I used to hate planning. It felt unnatural and forced. Life felt like less of a grand adventure. I enjoyed the thrill of spontaneity, improvisation, and watching things naturally fall into place.

For a while, this approach worked. I did things that interested me and opportunities fell into my lap. I felt in touch with the flow of life.

But then a point came when life stopped moving so smoothly. I found myself spread too thin, spending my time and energy on things that didn’t matter. I knew the work and purpose I was meant to birth into this world—but I wasn’t focusing on it. This felt devastating.

Going with the flow had led me to say “yes” to everything except my own interests and needs. A few months ago, I decided to focus all of my energy on changing this. I began refining the foundation of who I am and what I bring into the world.

If you’re in a transition, ready for change, or just want to tap into your highest creative potential, here’s the process that brought me to feeling like the very best version of myself:

1. Evaluate priorities.

One evening, I made myself a cup of tea, put away my computer, and pulled out my Moleskine. I asked myself three very important questions:

  1. What is most important to you?
  2. What makes you happy?
  3. What would you do for free?

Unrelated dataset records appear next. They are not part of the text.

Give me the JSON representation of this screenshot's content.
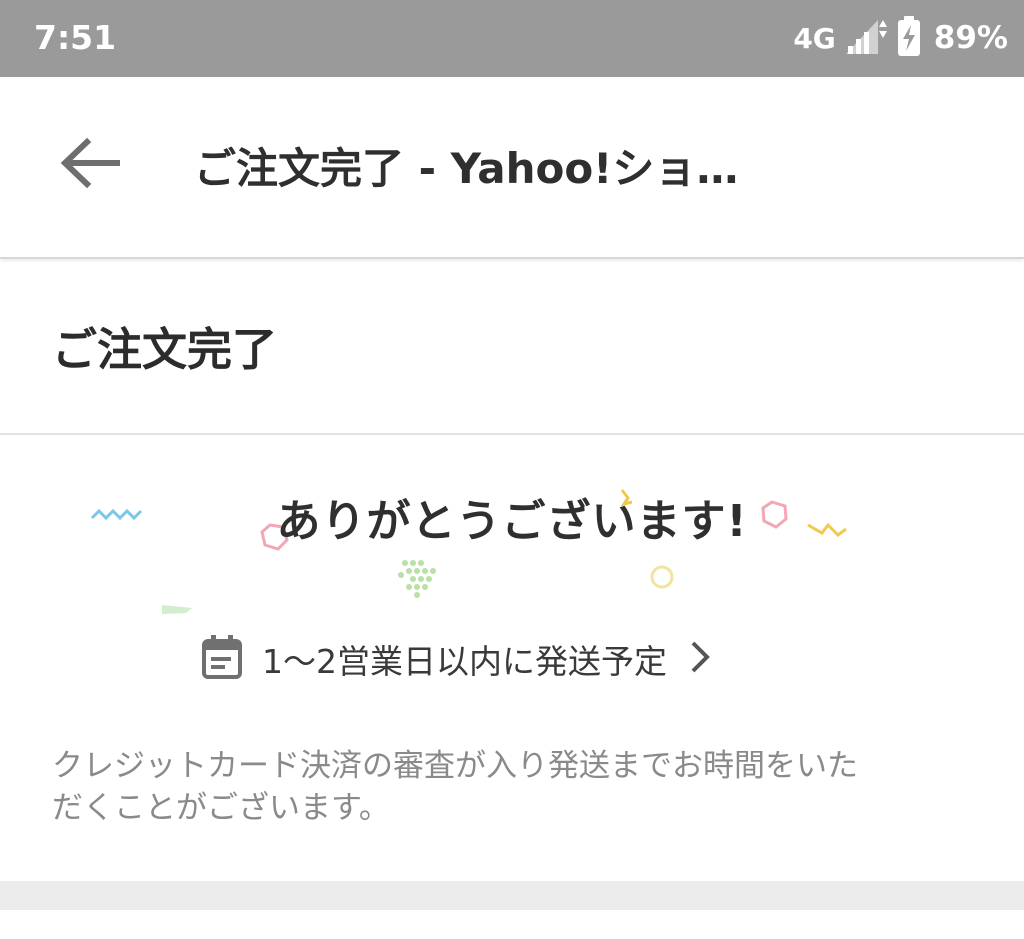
{
  "status_bar": {
    "time": "7:51",
    "network": "4G",
    "battery": "89%"
  },
  "app_bar": {
    "title": "ご注文完了 - Yahoo!ショ…",
    "back_icon": "arrow-back-icon"
  },
  "page": {
    "title": "ご注文完了",
    "thanks_message": "ありがとうございます!",
    "shipping": {
      "icon": "calendar-icon",
      "text": "1〜2営業日以内に発送予定",
      "chevron": "chevron-right-icon"
    },
    "note_line1": "クレジットカード決済の審査が入り発送までお時間をいた",
    "note_line2": "だくことがございます。"
  },
  "colors": {
    "status_bar_bg": "#9a9a9a",
    "title_text": "#2f2f2f",
    "muted_text": "#8a8a8a"
  }
}
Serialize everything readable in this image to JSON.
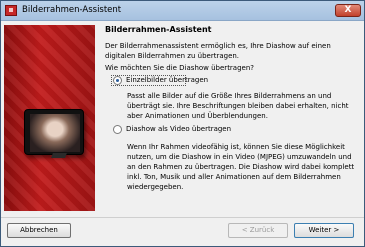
{
  "window": {
    "title": "Bilderrahmen-Assistent",
    "close_label": "X"
  },
  "main": {
    "heading": "Bilderrahmen-Assistent",
    "intro": "Der Bilderrahmenassistent ermöglich es, Ihre Diashow auf einen digitalen Bilderrahmen zu übertragen.",
    "question": "Wie möchten Sie die Diashow übertragen?",
    "options": [
      {
        "label": "Einzelbilder übertragen",
        "checked": true,
        "description": "Passt alle Bilder auf die Größe Ihres Bilderrahmens an und überträgt sie. Ihre Beschriftungen bleiben dabei erhalten, nicht aber Animationen und Überblendungen."
      },
      {
        "label": "Diashow als Video übertragen",
        "checked": false,
        "description": "Wenn Ihr Rahmen videofähig ist, können Sie diese Möglichkeit nutzen, um die Diashow in ein Video (MJPEG) umzuwandeln und an den Rahmen zu übertragen. Die Diashow wird dabei komplett inkl. Ton, Musik und aller Animationen auf dem Bilderrahmen wiedergegeben."
      }
    ]
  },
  "footer": {
    "cancel_label": "Abbrechen",
    "back_label": "< Zurück",
    "next_label": "Weiter >"
  }
}
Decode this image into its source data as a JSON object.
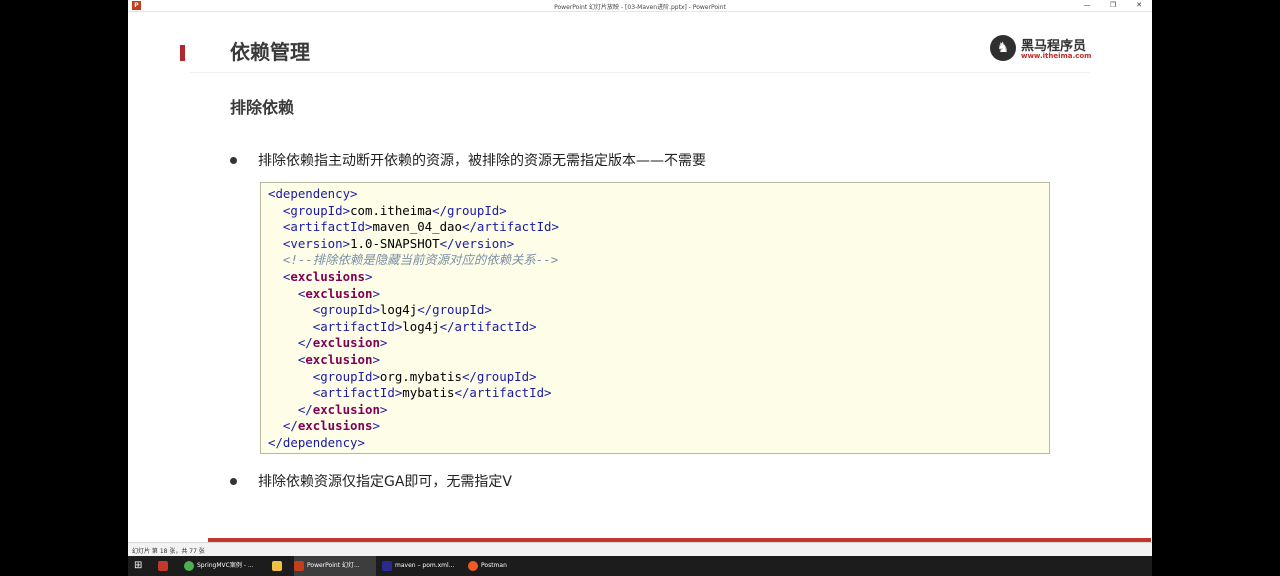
{
  "window": {
    "title": "PowerPoint 幻灯片放映 - [03-Maven进阶.pptx] - PowerPoint",
    "app_icon": "P"
  },
  "slide": {
    "title": "依赖管理",
    "subtitle": "排除依赖",
    "logo": {
      "cn": "黑马程序员",
      "url": "www.itheima.com"
    },
    "bullets": [
      "排除依赖指主动断开依赖的资源，被排除的资源无需指定版本——不需要",
      "排除依赖资源仅指定GA即可，无需指定V"
    ],
    "code": {
      "dep_open": "<dependency>",
      "group": "com.itheima",
      "artifact": "maven_04_dao",
      "version": "1.0-SNAPSHOT",
      "comment": "<!--排除依赖是隐藏当前资源对应的依赖关系-->",
      "ex1_group": "log4j",
      "ex1_artifact": "log4j",
      "ex2_group": "org.mybatis",
      "ex2_artifact": "mybatis",
      "dep_close": "</dependency>"
    }
  },
  "statusbar": {
    "text": "幻灯片 第 18 张，共 77 张"
  },
  "taskbar": {
    "items": [
      "SpringMVC案例 - ...",
      "PowerPoint 幻灯...",
      "maven – pom.xml...",
      "Postman"
    ]
  },
  "colors": {
    "accent": "#b2272b",
    "code_bg": "#fdfde8",
    "tag": "#1a1aa6",
    "keyword": "#7f0055"
  }
}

My immediate visceral responses were writing, helping others make positive personal changes, and inspiring people to do the things that inspire them. Aha! This is what I was meant to be working on.

What’s most important to you? What makes you happy? What would you do for free?

2. Let go of the things that don’t serve you.

Our best self feels energized, alive, and like contribution and progress are being made. With this in mind, I took a close look at my life and all of the things that I was doing. For each activity, I asked myself: Does [X] energize me? Help me move my priorities forward? Provide opportunities for learning and growth? Play a positive role in my life?

These questions shed light on what I needed to change. I ended side projects that weren’t aligned with my purpose, left New York, cut out alcohol, and let go of acquaintances who sucked my energy.

I moved to Boulder, drank more water and herbal tea, started working with a personal trainer, and surrounded myself with a tight-knit group of people who challenge me, share values, and make me feel like the best me.

What (or who) is no longer serving you? How can you let go?

3. Commit to three priorities.

Jim Collins says that if you have more than three priorities, then you don’t have any at all. Taking his advice, I picked three areas of focus: 1) Hey Amber Rae (content creation), 2) Passion Experiment (helping people make positive personal changes), 3) revolution.is (stories that inspire meaningful action).

The thought of working on only these things deeply excited me. That’s when I knew I was on the right path.

What are your three priorities? 

4. Create a schedule structure that works best for you.

Inspired by Paul Graham’s Maker’s Schedule, I structured my life so that I could be as creative and productive as possible. Being creative is about giving my brain the space to make more connections. When I have appointments all day, I lose that space.

I use Tuesday and Thursday for clients and appointments. Monday, Wednesday, and Friday are “Amber Days.” This means zero appointments and my entire day is open for what I want to work on and do.

How can you restucture your schedule to give you space for creation? What isn’t working about your current schedule? How can you create blocks of time to make it work for you?

5. Plan for inspiration.

Based on my priorities and promises, every Sunday, I map out a week that gets me excited. I feel the most inspired when I do good work, am active, and include play. That’s why I created a work/fit/play framework.

work/fit/play example.

Here’s how it works:

> Work. I have no more than three priorities each day. I map the priorities based on T/Th for clients and M/W/F for Amber.

> Fit. I make sure to do some form of exercise every day (and working with a trainer has totally changed my life). This gives me a surge of energy each day and helps my brain make creative connections.

> Play. Every day, I make time for play. (The play calendar wasn’t complete when I took this picture.) Play typically involves spending time with someone I care about and doing something creative or new. (For example, on Monday, I painted and cooked with a friend.) I also work in weekly “heartstorming” play dates with friends who make my heart and brain feel on fire.

> Schedule spontaneity. I love adventure, randomness, and the unknown. That’s why I leave Saturday open to whatever comes my way. It definitely keeps things interesting.

All in all, if you want to do work that matters, if you want to prioritize your purpose and continually build momentum toward it, you’ll need to plan your life accordingly. Life doesn’t happen to us; life works with us when we learn how to work it.

PS. If you implement any of the above and it works for you, please tell me your story! I’d love to hear about your positive changes. They’ll make my day.

Amber Rae is a passion catalyst, authority challenger, and motivational muse. In the last 365 days, Amber worked with Seth Godin to launch The Domino Project, helped Derek Sivers turn his book into a best-seller, created revolution.is which shares stories of remarkable people living unconventional lives, and launched a “Passion Experiment” program where she helps people give their dreams direction. She’s been seen in The New York Times, Inc., Forbes, BBC, and on ABC World News. For more about Amber you can visit her website orTwitter.